var sections = $("#home, #line-up-section, #tickets-section, #artists-announced-section, #getting-here-section, #store-section"); // or $("section"); $(window).scroll(function (event) { var scroll = $(window).scrollTop(); for(var i = 0; i < sections.length; i++) { var $section = $(sections[i]); if(scroll >= $section.offset().top) { // Will change URL without reloading, affecting the history history.replaceState("data", "title", location.origin + location.pathname + "#" + $section.attr('id')); } });


Theirs is the sound of the late 60s to early 70s heyday of rock n’ roll. Theirs is the live experience of a solid, bluesy power trio hard at work. They’re roaring back to Camden, and they’re still unmistakably Stubb.

As the London-based brainchild of Cornish guitarist, vocalist and songwriter extraordinaire Jack Dickinson, Stubb was born of a love for a warm, vintage guitar sound long lost but never truly forgotten.
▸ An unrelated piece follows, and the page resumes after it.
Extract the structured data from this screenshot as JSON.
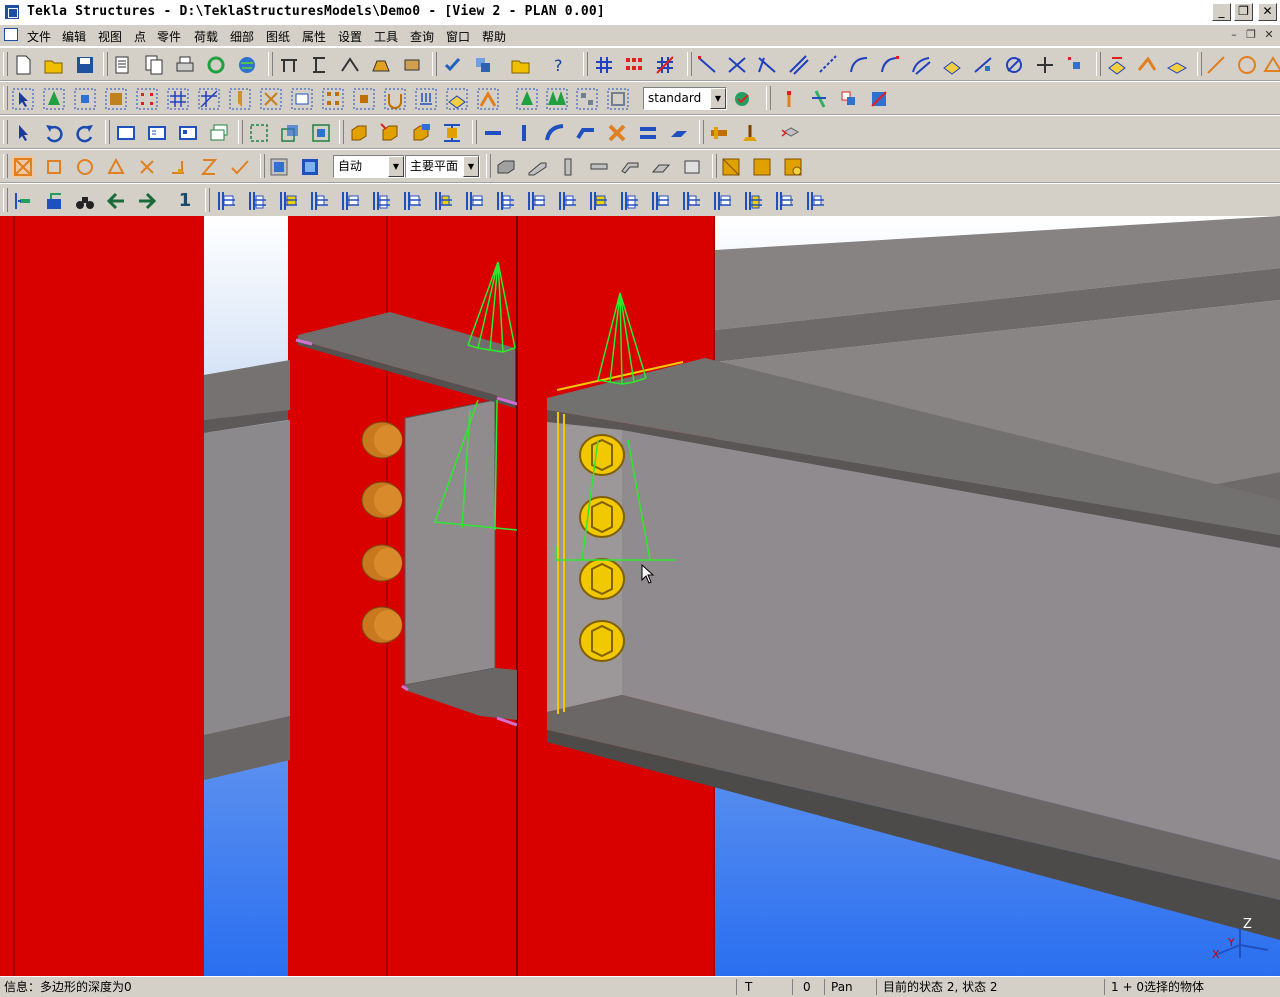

Kicking out their first jams in ’06 and ‘07, rough and early versions of the likes of ‘Flame’ and ‘Galloping Horses’ showed great promise, but the debut Stubb line-up just wasn’t to be.
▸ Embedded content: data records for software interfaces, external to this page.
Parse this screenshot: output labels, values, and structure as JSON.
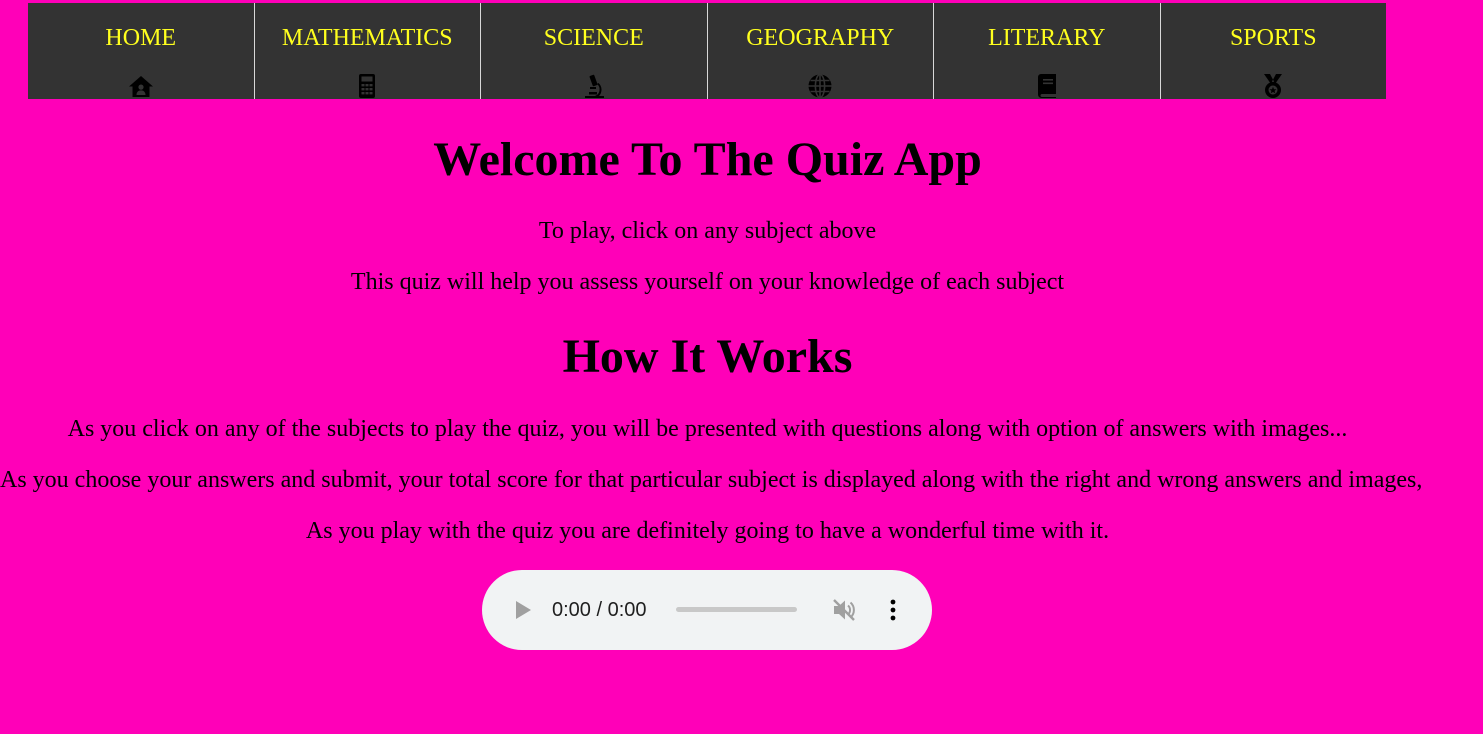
{
  "nav": {
    "items": [
      {
        "label": "HOME",
        "icon": "home-icon"
      },
      {
        "label": "MATHEMATICS",
        "icon": "calculator-icon"
      },
      {
        "label": "SCIENCE",
        "icon": "microscope-icon"
      },
      {
        "label": "GEOGRAPHY",
        "icon": "globe-icon"
      },
      {
        "label": "LITERARY",
        "icon": "book-icon"
      },
      {
        "label": "SPORTS",
        "icon": "medal-icon"
      }
    ]
  },
  "main": {
    "title": "Welcome To The Quiz App",
    "intro": [
      "To play, click on any subject above",
      "This quiz will help you assess yourself on your knowledge of each subject"
    ],
    "how_title": "How It Works",
    "how": [
      "As you click on any of the subjects to play the quiz, you will be presented with questions along with option of answers with images...",
      "As you choose your answers and submit, your total score for that particular subject is displayed along with the right and wrong answers and images,",
      "As you play with the quiz you are definitely going to have a wonderful time with it."
    ]
  },
  "audio": {
    "time": "0:00 / 0:00",
    "progress": 0,
    "muted": true
  },
  "colors": {
    "background": "#ff00b8",
    "nav_background": "#333333",
    "nav_text": "#ffff1e"
  }
}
Reactivating the band around 2010 with two thirds of fellow London hot-rockers Trippy Wicked on board to provide a solid rhythm section, Dickinson and Stubb began to truly flourish; finally releasing their captivating self-titled record to well-deserved acclaim from the heavy underground. But yet again, the band dwindled and went into slumber after the release of the all-too-brief ‘Under a Spell’ 7-inch.
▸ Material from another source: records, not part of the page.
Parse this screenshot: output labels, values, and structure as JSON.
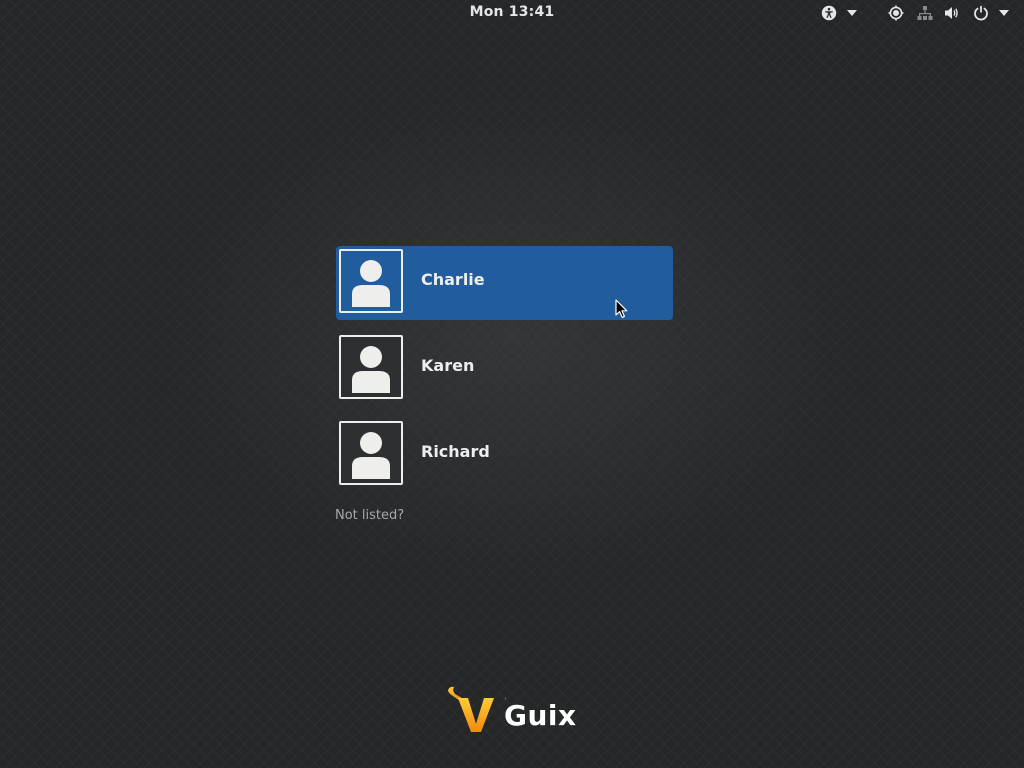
{
  "topbar": {
    "clock": "Mon 13:41",
    "indicators": [
      {
        "icon": "accessibility-icon"
      },
      {
        "icon": "chevron-down-icon"
      },
      {
        "icon": "brightness-icon"
      },
      {
        "icon": "network-icon"
      },
      {
        "icon": "volume-icon"
      },
      {
        "icon": "power-icon"
      },
      {
        "icon": "chevron-down-icon"
      }
    ]
  },
  "users": [
    {
      "name": "Charlie",
      "selected": true,
      "icon": "user-avatar-icon"
    },
    {
      "name": "Karen",
      "selected": false,
      "icon": "user-avatar-icon"
    },
    {
      "name": "Richard",
      "selected": false,
      "icon": "user-avatar-icon"
    }
  ],
  "not_listed_label": "Not listed?",
  "logo": {
    "text": "Guix",
    "icon": "guix-logo-icon"
  },
  "colors": {
    "selection": "#215d9c",
    "background": "#242627",
    "text": "#eeeeec",
    "muted_text": "#a8a8a6",
    "logo_orange": "#f5a623"
  }
}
But it truly was third time lucky with Jack Dickinson now joined in the Stubb Mk. III line-up by drummer Tom Fyfe and bass-player Tom Hobson, armed with the blissful, psychedelic panoramas of the ‘Cry of the Ocean’ LP. If you like to boogie and you like to groove, don’t miss out on seeing Stubb light up both your face and the stage once again at Desertfest 2017.

Words: Pete Green